Film Review: Alia Shawkat Delivers a Truly Haunting Performance in Paint It Black

Photograph courtesy of Imagination Worldwide

Making the transition from acting to directing is Amber Tamblyn, working from a book by Janet Fitch concerning Josie (Alia Shawkat), a young woman trying to cope with the sudden death of her boyfriend Michael (Rhys Wakefield) while deflecting the overwhelming grief of his mother, Meredith (Janet McTeer), a famed concert pianist whose unstable personality may have indirectly contributed to Michael’s death.

Tamblyn shows a confident hand at directing the difficult and emotionally complex material, while drawing out a truly haunting performance by Shawkat, whose character goes through a range of reactions and behaviors as a result of Michael’s death. She turns to his father, Cal (Alfred Molina), who had a bad breakup with Meredith years earlier. And even her best friend Pen (Emily Rios) isn’t much help when Josie tries to escape her pain with excessive partying. But since Meredith blames Josie for her son’s death, the two engage in a strange and often terrible battle of wits to see who can grieve the most.

To send things even deeper into a pit of despair, at one point the pair strike an unstable peace, with Josie moving into Meredith’s spacious home so that Meredith can mother her the way she did her son. Paint It Black moves from almost comically outrageous to deeply tormented, without feeling unbalanced or tonally schizophrenic. Tamblyn transitions from one moment to the next in a way that doesn’t feel jarring but still manages to rattle us. She does a strong job of making it clear what each woman is feeling from their unique perspective, attempting to find common ground between them while never missing a chance to exploit their differences to heighten the dramatic impact. This one is all sorts of messed up, but it manages to amount to something substantive in the process.

The film opens today for a weeklong run at Facets Cinémathèque.

Steve Prokopy
Steve Prokopy

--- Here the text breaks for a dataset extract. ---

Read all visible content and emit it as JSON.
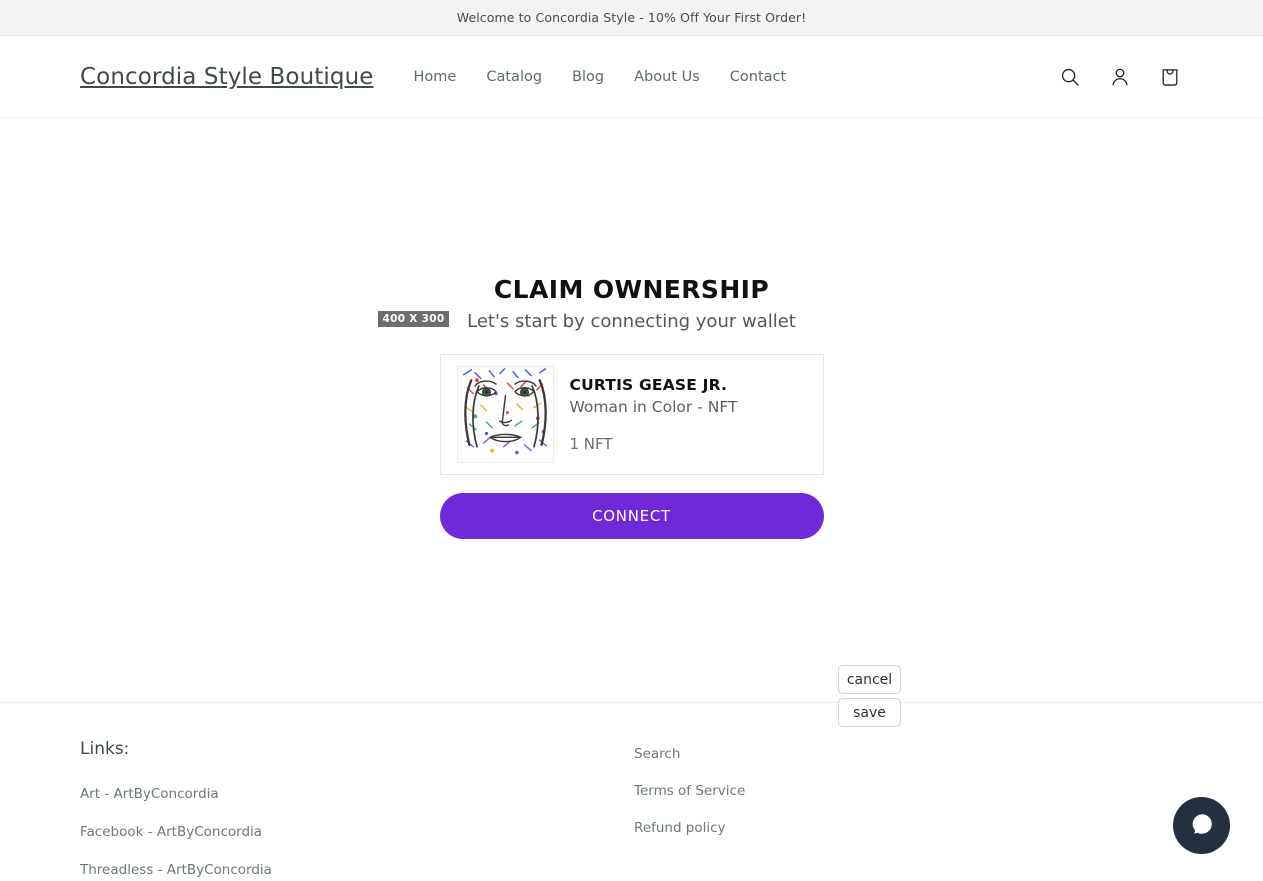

Steve Prokopy is chief film critic for the Chicago-based arts outlet
Third Coast Review. For nearly 20 years, he was the Chicago editor for
Ain’t It Cool News, where he contributed film reviews and
filmmaker/actor interviews under the name “Capone.” Currently, he’s a
frequent contributor at /Film ( and Backstory Magazine.
He is also the public relations director for Chicago's independently
owned Music Box Theatre, and holds the position of Vice President for
the Chicago Film Critics Association. In addition, he is a programmer
for the Chicago Critics Film Festival, which has been one of the
city's most anticipated festivals since 2013.